*AIM OF THE EXERCISE:* Extract the final stretch of the data: the line that contains "What's the underlying" and every line after it, unaltered, and no other lines.

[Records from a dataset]

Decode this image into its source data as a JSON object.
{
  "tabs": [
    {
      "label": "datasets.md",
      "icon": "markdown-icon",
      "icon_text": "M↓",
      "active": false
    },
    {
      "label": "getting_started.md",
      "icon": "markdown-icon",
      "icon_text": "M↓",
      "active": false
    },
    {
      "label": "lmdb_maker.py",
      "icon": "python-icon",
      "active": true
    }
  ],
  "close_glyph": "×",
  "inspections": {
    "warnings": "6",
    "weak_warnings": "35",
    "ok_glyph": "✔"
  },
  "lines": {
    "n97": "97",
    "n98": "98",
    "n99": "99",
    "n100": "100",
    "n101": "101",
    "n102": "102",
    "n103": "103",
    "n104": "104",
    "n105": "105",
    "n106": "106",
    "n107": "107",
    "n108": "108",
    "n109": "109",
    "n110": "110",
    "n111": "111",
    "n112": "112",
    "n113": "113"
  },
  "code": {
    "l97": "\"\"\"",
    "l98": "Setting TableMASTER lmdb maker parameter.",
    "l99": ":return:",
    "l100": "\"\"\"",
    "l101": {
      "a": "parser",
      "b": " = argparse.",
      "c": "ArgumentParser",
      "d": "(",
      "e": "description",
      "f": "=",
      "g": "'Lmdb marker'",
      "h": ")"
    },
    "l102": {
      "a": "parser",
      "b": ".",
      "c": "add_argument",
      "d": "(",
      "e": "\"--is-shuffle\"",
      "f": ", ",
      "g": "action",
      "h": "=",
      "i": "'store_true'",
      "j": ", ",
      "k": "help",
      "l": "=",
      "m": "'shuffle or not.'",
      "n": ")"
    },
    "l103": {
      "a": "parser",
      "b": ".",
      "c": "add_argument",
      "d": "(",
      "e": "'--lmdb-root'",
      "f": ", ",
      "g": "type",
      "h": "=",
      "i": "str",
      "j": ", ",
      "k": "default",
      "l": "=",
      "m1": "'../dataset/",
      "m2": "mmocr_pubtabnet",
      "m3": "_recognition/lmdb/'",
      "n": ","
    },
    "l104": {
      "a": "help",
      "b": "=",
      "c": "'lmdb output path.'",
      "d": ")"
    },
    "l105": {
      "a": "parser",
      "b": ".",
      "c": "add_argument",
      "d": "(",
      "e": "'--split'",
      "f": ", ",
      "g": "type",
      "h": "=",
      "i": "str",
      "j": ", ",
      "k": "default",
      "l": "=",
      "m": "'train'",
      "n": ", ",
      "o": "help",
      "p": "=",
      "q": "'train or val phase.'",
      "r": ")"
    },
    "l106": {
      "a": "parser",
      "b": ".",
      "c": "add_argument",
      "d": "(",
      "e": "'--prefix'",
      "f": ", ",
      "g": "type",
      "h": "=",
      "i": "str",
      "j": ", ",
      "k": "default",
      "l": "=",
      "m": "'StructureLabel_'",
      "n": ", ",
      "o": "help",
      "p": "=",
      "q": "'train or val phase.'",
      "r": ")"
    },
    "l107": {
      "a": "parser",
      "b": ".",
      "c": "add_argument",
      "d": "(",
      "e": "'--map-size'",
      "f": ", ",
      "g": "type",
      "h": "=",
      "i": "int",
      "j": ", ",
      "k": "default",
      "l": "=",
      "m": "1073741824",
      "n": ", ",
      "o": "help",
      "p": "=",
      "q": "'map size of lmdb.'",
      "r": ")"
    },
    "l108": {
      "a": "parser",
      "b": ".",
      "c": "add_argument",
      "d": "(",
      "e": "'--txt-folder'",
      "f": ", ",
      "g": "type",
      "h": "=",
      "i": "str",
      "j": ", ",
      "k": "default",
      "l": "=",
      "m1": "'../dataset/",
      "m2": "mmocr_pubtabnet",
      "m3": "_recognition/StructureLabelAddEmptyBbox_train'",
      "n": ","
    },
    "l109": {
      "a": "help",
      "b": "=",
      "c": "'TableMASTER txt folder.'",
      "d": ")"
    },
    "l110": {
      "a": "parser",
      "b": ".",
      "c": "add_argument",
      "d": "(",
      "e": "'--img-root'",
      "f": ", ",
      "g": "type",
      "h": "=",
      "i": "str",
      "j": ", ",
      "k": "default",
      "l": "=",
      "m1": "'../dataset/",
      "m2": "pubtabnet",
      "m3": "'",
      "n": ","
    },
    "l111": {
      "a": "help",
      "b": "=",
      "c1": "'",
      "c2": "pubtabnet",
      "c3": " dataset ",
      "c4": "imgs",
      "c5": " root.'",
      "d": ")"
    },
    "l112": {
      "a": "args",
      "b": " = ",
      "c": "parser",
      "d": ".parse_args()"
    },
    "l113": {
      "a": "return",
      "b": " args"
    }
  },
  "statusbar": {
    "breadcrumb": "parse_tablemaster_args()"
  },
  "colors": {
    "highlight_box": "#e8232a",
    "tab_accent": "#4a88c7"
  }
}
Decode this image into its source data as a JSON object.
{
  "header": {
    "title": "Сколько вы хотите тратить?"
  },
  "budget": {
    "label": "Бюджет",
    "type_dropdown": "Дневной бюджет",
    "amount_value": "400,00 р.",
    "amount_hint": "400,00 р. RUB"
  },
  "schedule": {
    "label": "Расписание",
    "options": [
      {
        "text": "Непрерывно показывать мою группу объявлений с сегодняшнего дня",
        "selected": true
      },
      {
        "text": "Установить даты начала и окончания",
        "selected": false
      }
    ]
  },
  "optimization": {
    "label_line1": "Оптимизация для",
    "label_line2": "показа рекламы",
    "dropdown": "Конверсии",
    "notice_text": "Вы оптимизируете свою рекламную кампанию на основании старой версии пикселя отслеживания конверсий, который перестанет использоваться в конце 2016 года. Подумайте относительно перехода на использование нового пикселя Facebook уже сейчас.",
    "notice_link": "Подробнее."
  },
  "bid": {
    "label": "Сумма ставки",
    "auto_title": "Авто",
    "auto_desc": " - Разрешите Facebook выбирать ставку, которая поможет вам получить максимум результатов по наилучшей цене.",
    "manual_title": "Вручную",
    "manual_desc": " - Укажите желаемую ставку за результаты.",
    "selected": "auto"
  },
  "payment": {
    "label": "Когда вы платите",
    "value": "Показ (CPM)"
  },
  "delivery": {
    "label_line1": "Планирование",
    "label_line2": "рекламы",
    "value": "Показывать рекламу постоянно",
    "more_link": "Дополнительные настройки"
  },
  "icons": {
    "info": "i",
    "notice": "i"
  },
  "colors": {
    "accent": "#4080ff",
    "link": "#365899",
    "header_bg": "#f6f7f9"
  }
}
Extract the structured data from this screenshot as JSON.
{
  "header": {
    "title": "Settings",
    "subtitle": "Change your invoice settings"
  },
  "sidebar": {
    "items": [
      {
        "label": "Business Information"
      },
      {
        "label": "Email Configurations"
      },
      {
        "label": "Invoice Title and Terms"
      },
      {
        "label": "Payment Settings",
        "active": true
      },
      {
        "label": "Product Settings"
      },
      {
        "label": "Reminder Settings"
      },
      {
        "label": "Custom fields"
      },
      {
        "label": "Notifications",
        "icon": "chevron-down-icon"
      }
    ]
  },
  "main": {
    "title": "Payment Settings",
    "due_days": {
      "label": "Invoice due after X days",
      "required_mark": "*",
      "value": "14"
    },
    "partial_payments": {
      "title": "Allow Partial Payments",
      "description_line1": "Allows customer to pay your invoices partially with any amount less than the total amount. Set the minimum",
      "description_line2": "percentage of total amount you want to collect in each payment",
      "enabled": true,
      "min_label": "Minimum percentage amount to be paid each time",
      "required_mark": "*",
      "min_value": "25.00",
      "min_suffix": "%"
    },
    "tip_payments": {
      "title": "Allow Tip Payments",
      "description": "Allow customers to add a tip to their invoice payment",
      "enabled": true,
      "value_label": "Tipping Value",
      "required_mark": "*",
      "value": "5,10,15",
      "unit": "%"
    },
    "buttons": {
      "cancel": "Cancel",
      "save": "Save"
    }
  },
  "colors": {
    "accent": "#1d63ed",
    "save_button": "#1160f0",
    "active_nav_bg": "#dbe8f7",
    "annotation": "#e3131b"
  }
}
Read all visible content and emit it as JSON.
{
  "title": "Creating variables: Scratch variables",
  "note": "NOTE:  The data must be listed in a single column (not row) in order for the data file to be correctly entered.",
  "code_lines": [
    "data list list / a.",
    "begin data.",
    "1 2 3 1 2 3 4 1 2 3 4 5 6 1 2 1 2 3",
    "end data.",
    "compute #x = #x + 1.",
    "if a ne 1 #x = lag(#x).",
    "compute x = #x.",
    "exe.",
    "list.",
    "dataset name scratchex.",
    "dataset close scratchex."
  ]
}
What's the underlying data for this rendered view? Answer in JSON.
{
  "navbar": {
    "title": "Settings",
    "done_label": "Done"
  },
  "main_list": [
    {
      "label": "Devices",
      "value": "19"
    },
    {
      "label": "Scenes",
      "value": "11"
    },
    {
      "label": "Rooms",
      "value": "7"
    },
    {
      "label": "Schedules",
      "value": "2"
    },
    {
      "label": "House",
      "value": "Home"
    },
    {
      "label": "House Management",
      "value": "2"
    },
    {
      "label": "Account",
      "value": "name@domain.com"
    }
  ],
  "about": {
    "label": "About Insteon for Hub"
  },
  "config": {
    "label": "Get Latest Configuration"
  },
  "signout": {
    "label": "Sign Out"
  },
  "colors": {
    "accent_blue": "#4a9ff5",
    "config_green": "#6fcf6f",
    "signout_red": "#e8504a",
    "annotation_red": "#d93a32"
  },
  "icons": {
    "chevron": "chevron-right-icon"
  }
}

*TASK ANSWER:*
What's the underlying data for this rendered view? Answer in JSON.
{
  "navbar": {
    "title": "Settings",
    "done_label": "Done"
  },
  "main_list": [
    {
      "label": "Devices",
      "value": "19"
    },
    {
      "label": "Scenes",
      "value": "11"
    },
    {
      "label": "Rooms",
      "value": "7"
    },
    {
      "label": "Schedules",
      "value": "2"
    },
    {
      "label": "House",
      "value": "Home"
    },
    {
      "label": "House Management",
      "value": "2"
    },
    {
      "label": "Account",
      "value": "name@domain.com"
    }
  ],
  "about": {
    "label": "About Insteon for Hub"
  },
  "config": {
    "label": "Get Latest Configuration"
  },
  "signout": {
    "label": "Sign Out"
  },
  "colors": {
    "accent_blue": "#4a9ff5",
    "config_green": "#6fcf6f",
    "signout_red": "#e8504a",
    "annotation_red": "#d93a32"
  },
  "icons": {
    "chevron": "chevron-right-icon"
  }
}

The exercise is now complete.